Results from 2010 Dayton Area Drug Survey Suggest Long-Running Decline in Substance Abuse Among Teens is Reversing

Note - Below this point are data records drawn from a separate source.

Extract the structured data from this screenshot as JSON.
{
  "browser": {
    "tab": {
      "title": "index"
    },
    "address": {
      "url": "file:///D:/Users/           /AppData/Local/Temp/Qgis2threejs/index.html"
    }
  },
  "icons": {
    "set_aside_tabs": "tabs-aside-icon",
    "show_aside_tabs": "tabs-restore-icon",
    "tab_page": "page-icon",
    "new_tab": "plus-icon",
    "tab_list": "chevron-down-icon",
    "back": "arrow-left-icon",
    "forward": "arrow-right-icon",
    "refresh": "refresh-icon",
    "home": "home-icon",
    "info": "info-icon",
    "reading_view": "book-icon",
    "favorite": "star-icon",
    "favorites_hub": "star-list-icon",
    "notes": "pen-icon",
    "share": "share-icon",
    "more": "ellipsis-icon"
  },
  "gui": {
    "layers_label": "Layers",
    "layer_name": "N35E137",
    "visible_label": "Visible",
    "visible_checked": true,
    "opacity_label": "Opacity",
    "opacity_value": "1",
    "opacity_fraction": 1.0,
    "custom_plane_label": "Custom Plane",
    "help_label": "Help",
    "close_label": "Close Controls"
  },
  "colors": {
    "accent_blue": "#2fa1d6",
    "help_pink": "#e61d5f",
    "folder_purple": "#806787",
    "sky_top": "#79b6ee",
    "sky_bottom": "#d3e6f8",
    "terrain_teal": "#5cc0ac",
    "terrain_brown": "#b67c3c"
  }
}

Results from the 2010 Dayton Area Drug Survey (DADS) suggest the long-running trend of declining drug use by teens may be ending. For example, the percentage of 12th grade students reporting ever having been drunk increased from 54.3 percent in 2008 to 55.2 percent in 2010, with similar sized increases occurring for 7th and 9th graders as well. For the first time in many years, the percentage of teens reporting experience with cigarettes and smokeless tobacco increased. Marijuana initiation also increased over 2008 levels. And while the increases were generally small, they may be a harbinger of an upward swing in youthful drug use. The 2010 results were presaged by the mixed news from the 2008 DADS where it appeared the decline in the initiation of use had stalled with high school seniors. Notably, there are epidemiological indicators from several recent national surveys that also suggest the decline has leveled out and may be tilting upwards, at least for some drugs. Consequently, what is happening here in the Dayton area may be part of a national trend.

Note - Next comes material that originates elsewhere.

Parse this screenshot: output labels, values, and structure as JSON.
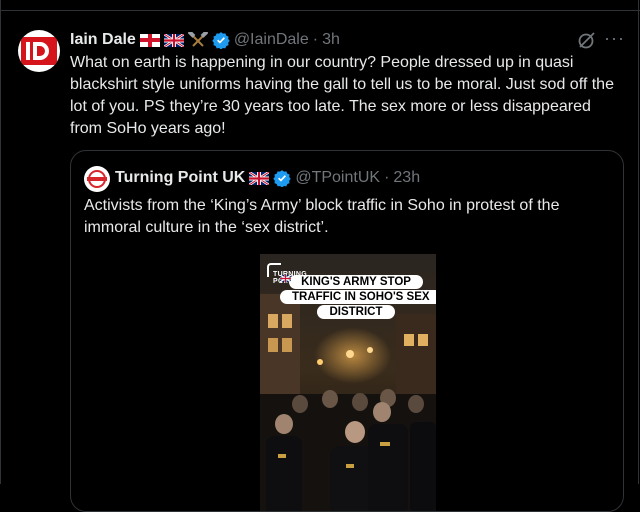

Falck, R. S.
(2010). Results from 2010 Dayton Area Drug Survey Suggest Long-Running Decline in Substance Abuse Among Teens is Reversing. .